===== The records =====
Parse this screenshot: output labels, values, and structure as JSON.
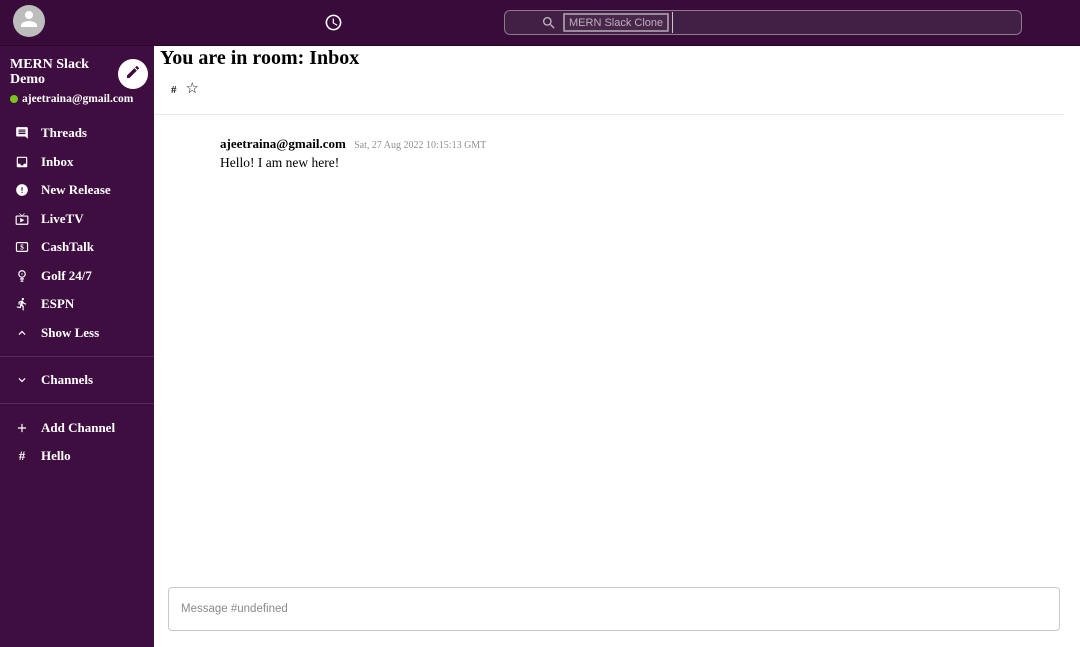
{
  "colors": {
    "header_bg": "#380b3a",
    "sidebar_bg": "#3f0e40",
    "search_bg": "#421f44",
    "presence_green": "#7cc41d",
    "avatar_gray": "#bdbdbd"
  },
  "top_bar": {
    "avatar_icon": "person-icon",
    "clock_icon": "clock-icon",
    "search_icon": "search-icon",
    "search_value": "",
    "search_placeholder": "MERN Slack Clone"
  },
  "sidebar": {
    "workspace_name": "MERN Slack Demo",
    "user_email": "ajeetraina@gmail.com",
    "edit_icon": "pencil-icon",
    "items": [
      {
        "label": "Threads",
        "icon": "comment-icon"
      },
      {
        "label": "Inbox",
        "icon": "inbox-icon"
      },
      {
        "label": "New Release",
        "icon": "new-release-icon"
      },
      {
        "label": "LiveTV",
        "icon": "live-tv-icon"
      },
      {
        "label": "CashTalk",
        "icon": "cash-icon"
      },
      {
        "label": "Golf 24/7",
        "icon": "golf-icon"
      },
      {
        "label": "ESPN",
        "icon": "sports-icon"
      },
      {
        "label": "Show Less",
        "icon": "chevron-up-icon"
      }
    ],
    "channels_header": {
      "label": "Channels",
      "icon": "chevron-down-icon"
    },
    "add_channel": {
      "label": "Add Channel",
      "icon": "plus-icon"
    },
    "channels": [
      {
        "prefix": "#",
        "label": "Hello"
      }
    ]
  },
  "chat": {
    "room_title": "You are in room: Inbox",
    "hash_icon": "#",
    "star_icon": "☆",
    "messages": [
      {
        "user": "ajeetraina@gmail.com",
        "timestamp": "Sat, 27 Aug 2022 10:15:13 GMT",
        "text": "Hello! I am new here!"
      }
    ],
    "input_placeholder": "Message #undefined"
  }
}
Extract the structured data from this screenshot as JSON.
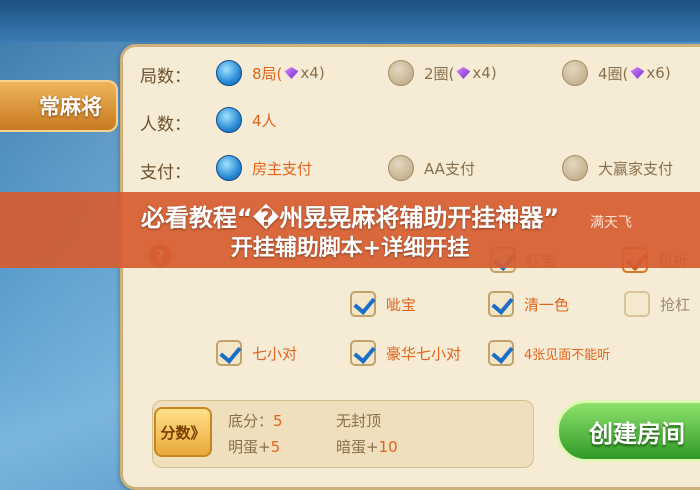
{
  "mode_tab": {
    "label": "常麻将"
  },
  "rows": {
    "rounds": {
      "label": "局数：",
      "options": [
        {
          "label": "8局(",
          "gem_count": "x4)",
          "selected": true
        },
        {
          "label": "2圈(",
          "gem_count": "x4)",
          "selected": false
        },
        {
          "label": "4圈(",
          "gem_count": "x6)",
          "selected": false
        }
      ]
    },
    "players": {
      "label": "人数：",
      "options": [
        {
          "label": "4人",
          "selected": true
        }
      ]
    },
    "payment": {
      "label": "支付：",
      "options": [
        {
          "label": "房主支付",
          "selected": true
        },
        {
          "label": "AA支付",
          "selected": false
        },
        {
          "label": "大赢家支付",
          "selected": false
        }
      ]
    }
  },
  "rules_partial": {
    "row1_right": "满天飞",
    "row2": [
      {
        "label": "杠宝",
        "checked": true
      },
      {
        "label": "包折",
        "checked": true
      }
    ],
    "row3": [
      {
        "label": "呲宝",
        "checked": true
      },
      {
        "label": "清一色",
        "checked": true
      },
      {
        "label": "抢杠",
        "checked": false
      }
    ],
    "row4": [
      {
        "label": "七小对",
        "checked": true
      },
      {
        "label": "豪华七小对",
        "checked": true
      },
      {
        "label": "4张见面不能听",
        "checked": true
      }
    ]
  },
  "banner": {
    "line1": "必看教程“�州晃晃麻将辅助开挂神器”",
    "line2": "开挂辅助脚本+详细开挂"
  },
  "score": {
    "button_label": "分数》",
    "base_label": "底分：",
    "base_value": "5",
    "cap_label": "无封顶",
    "open_label": "明蛋+",
    "open_value": "5",
    "hidden_label": "暗蛋+",
    "hidden_value": "10"
  },
  "create_button": {
    "label": "创建房间"
  },
  "colors": {
    "accent": "#e0641c",
    "selected_radio": "#2a8ad6",
    "banner": "#d65c30",
    "create_green": "#2f9a25"
  }
}
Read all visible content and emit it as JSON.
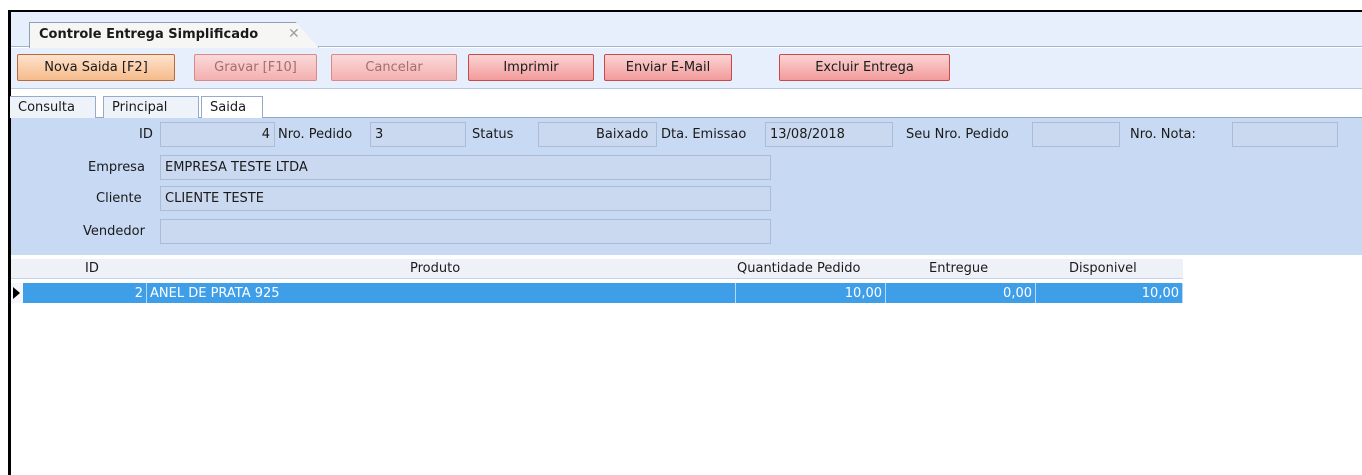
{
  "document_tab": {
    "title": "Controle Entrega Simplificado",
    "close_glyph": "✕"
  },
  "toolbar": {
    "nova_saida": "Nova Saida [F2]",
    "gravar": "Gravar [F10]",
    "cancelar": "Cancelar",
    "imprimir": "Imprimir",
    "enviar_email": "Enviar E-Mail",
    "excluir_entrega": "Excluir Entrega"
  },
  "tabs": {
    "consulta": "Consulta",
    "principal": "Principal",
    "saida": "Saida"
  },
  "form": {
    "id_label": "ID",
    "id_value": "4",
    "nro_pedido_label": "Nro. Pedido",
    "nro_pedido_value": "3",
    "status_label": "Status",
    "status_value": "Baixado",
    "dta_emissao_label": "Dta. Emissao",
    "dta_emissao_value": "13/08/2018",
    "seu_nro_pedido_label": "Seu Nro. Pedido",
    "seu_nro_pedido_value": "",
    "nro_nota_label": "Nro. Nota:",
    "nro_nota_value": "",
    "empresa_label": "Empresa",
    "empresa_value": "EMPRESA TESTE LTDA",
    "cliente_label": "Cliente",
    "cliente_value": "CLIENTE TESTE",
    "vendedor_label": "Vendedor",
    "vendedor_value": ""
  },
  "grid": {
    "columns": {
      "id": "ID",
      "produto": "Produto",
      "quantidade_pedido": "Quantidade Pedido",
      "entregue": "Entregue",
      "disponivel": "Disponivel"
    },
    "rows": [
      {
        "id": "2",
        "produto": "ANEL DE PRATA 925",
        "quantidade_pedido": "10,00",
        "entregue": "0,00",
        "disponivel": "10,00"
      }
    ]
  },
  "colors": {
    "accent_row": "#3f9ee8",
    "form_bg": "#c8d9f3",
    "button_red": "#f29b9b",
    "button_primary": "#f6bb8a"
  }
}
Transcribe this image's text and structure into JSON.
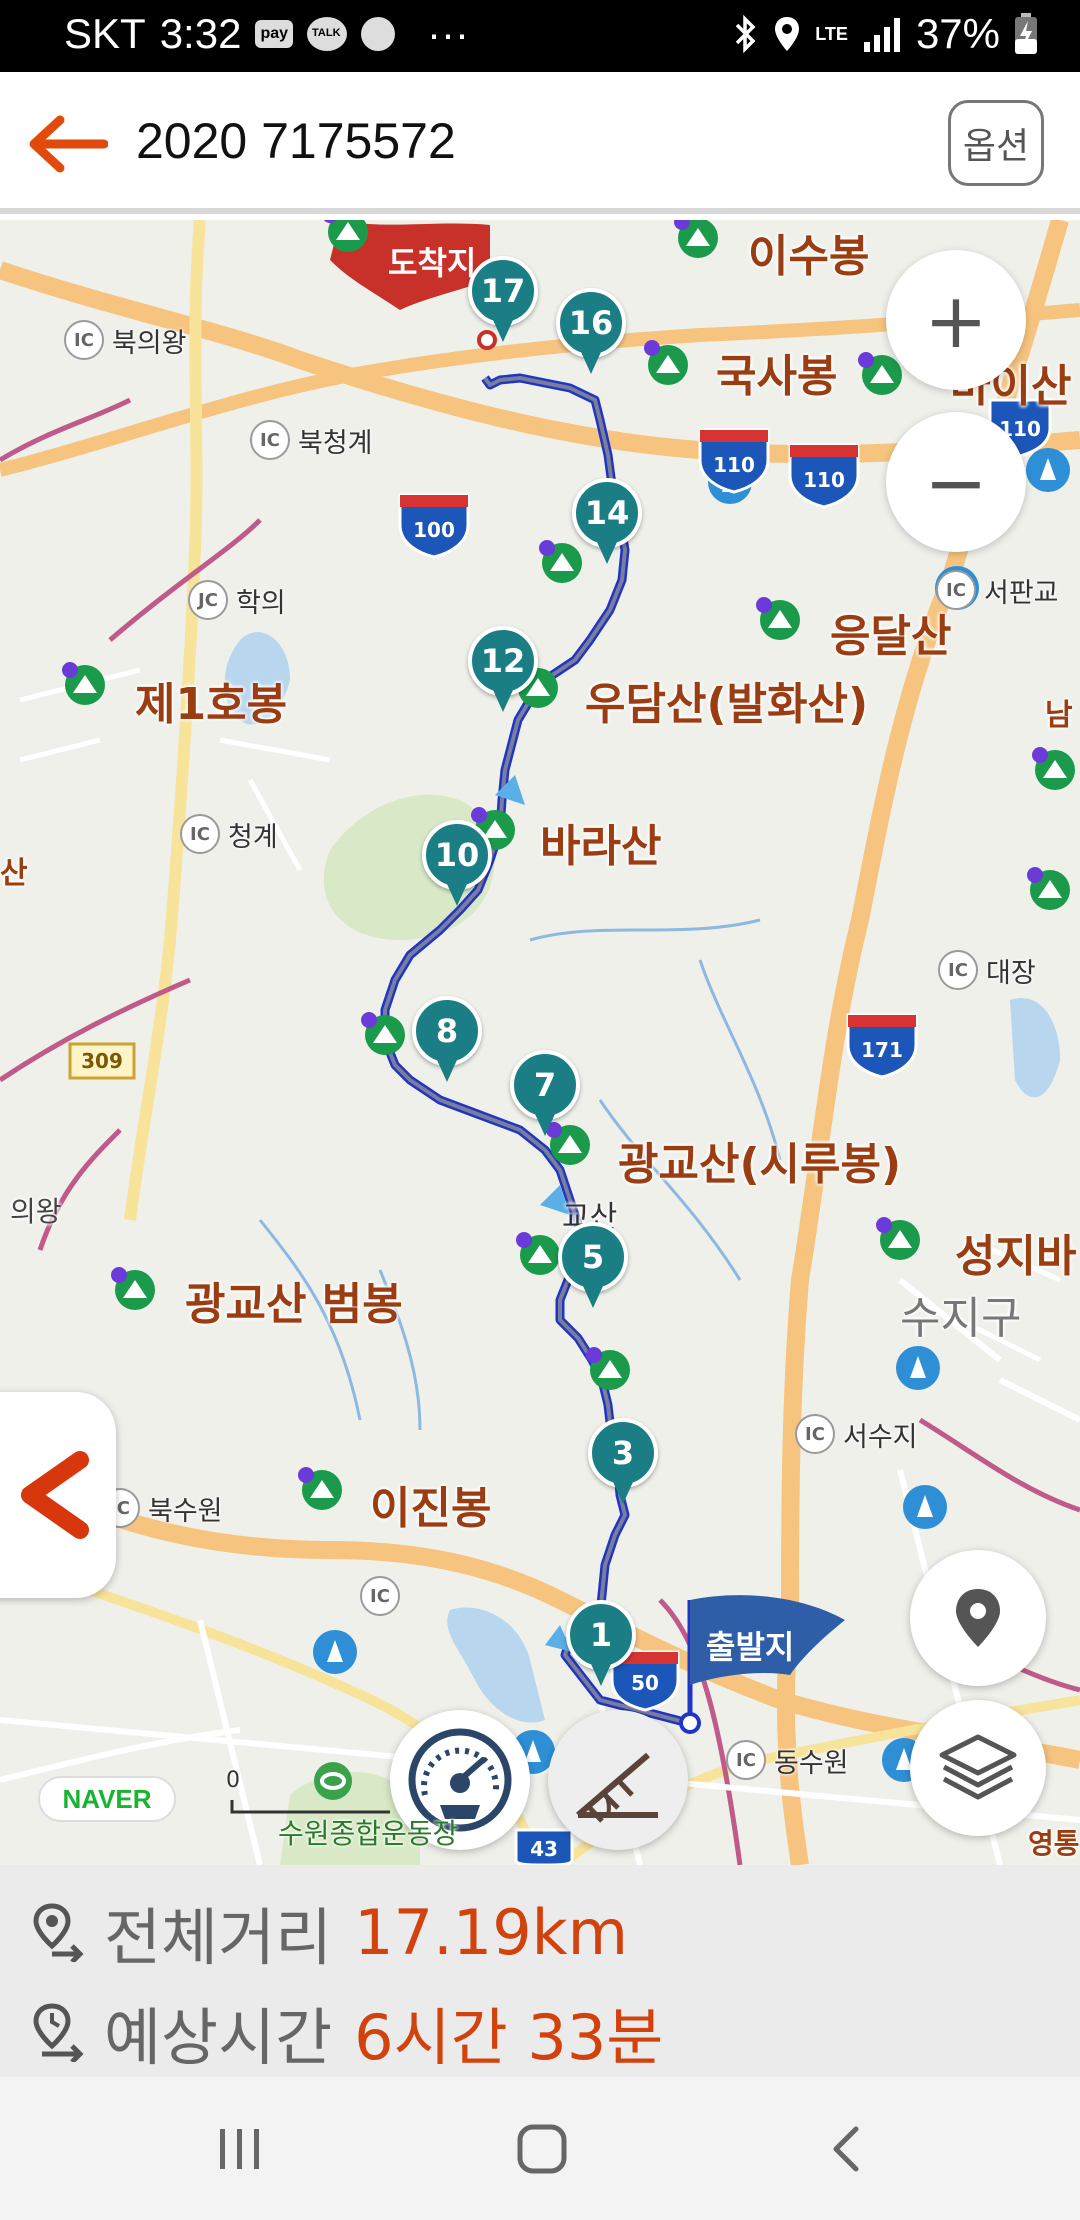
{
  "status_bar": {
    "carrier": "SKT",
    "time": "3:32",
    "pay_badge": "pay",
    "talk_badge": "TALK",
    "more": "···",
    "network": "LTE",
    "battery": "37%"
  },
  "header": {
    "title": "2020 7175572",
    "options_label": "옵션"
  },
  "map": {
    "route_color": "#1f35c8",
    "marker_color": "#1c7e85",
    "start_label": "출발지",
    "end_label": "도착지",
    "markers": [
      "1",
      "3",
      "5",
      "7",
      "8",
      "10",
      "12",
      "14",
      "16",
      "17"
    ],
    "peaks": {
      "isubong": "이수봉",
      "guksabong": "국사봉",
      "eungdalsan": "응달산",
      "udamsan": "우담산(발화산)",
      "je1hobong": "제1호봉",
      "barasan": "바라산",
      "gwanggyosan": "광교산(시루봉)",
      "gwanggyosan_short": "교산",
      "beombong": "광교산 범봉",
      "ijinbong": "이진봉",
      "seongjibong": "성지바",
      "right_edge_1": "남",
      "left_edge_1": "산",
      "top_right_partial": "바이산"
    },
    "districts": {
      "suji": "수지구",
      "uiwang": "의왕",
      "yeongtong": "영통"
    },
    "interchanges": {
      "bukuiwang": "북의왕",
      "bukcheonggye": "북청계",
      "hakui": "학의",
      "cheonggye": "청계",
      "seopangyo": "서판교",
      "daejang": "대장",
      "seosuji": "서수지",
      "buksuwon": "북수원",
      "dongsuwon": "동수원",
      "ic": "IC",
      "jc": "JC"
    },
    "road_shields": [
      "100",
      "110",
      "110",
      "110",
      "171",
      "50",
      "43",
      "309"
    ],
    "poi": "수원종합운동장",
    "scale_zero": "0",
    "naver_logo": "NAVER",
    "zoom_in": "+",
    "zoom_out": "−"
  },
  "summary": {
    "distance_label": "전체거리",
    "distance_value": "17.19km",
    "time_label": "예상시간",
    "time_value": "6시간 33분"
  },
  "nav_bar": {
    "recent_label": "recent-apps",
    "home_label": "home",
    "back_label": "back"
  }
}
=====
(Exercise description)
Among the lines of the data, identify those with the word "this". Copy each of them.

(Your solution)
Parse this screenshot: output labels, values, and structure as JSON.
Extract the structured data from this screenshot as JSON.
Transcribe this image's text and structure into JSON.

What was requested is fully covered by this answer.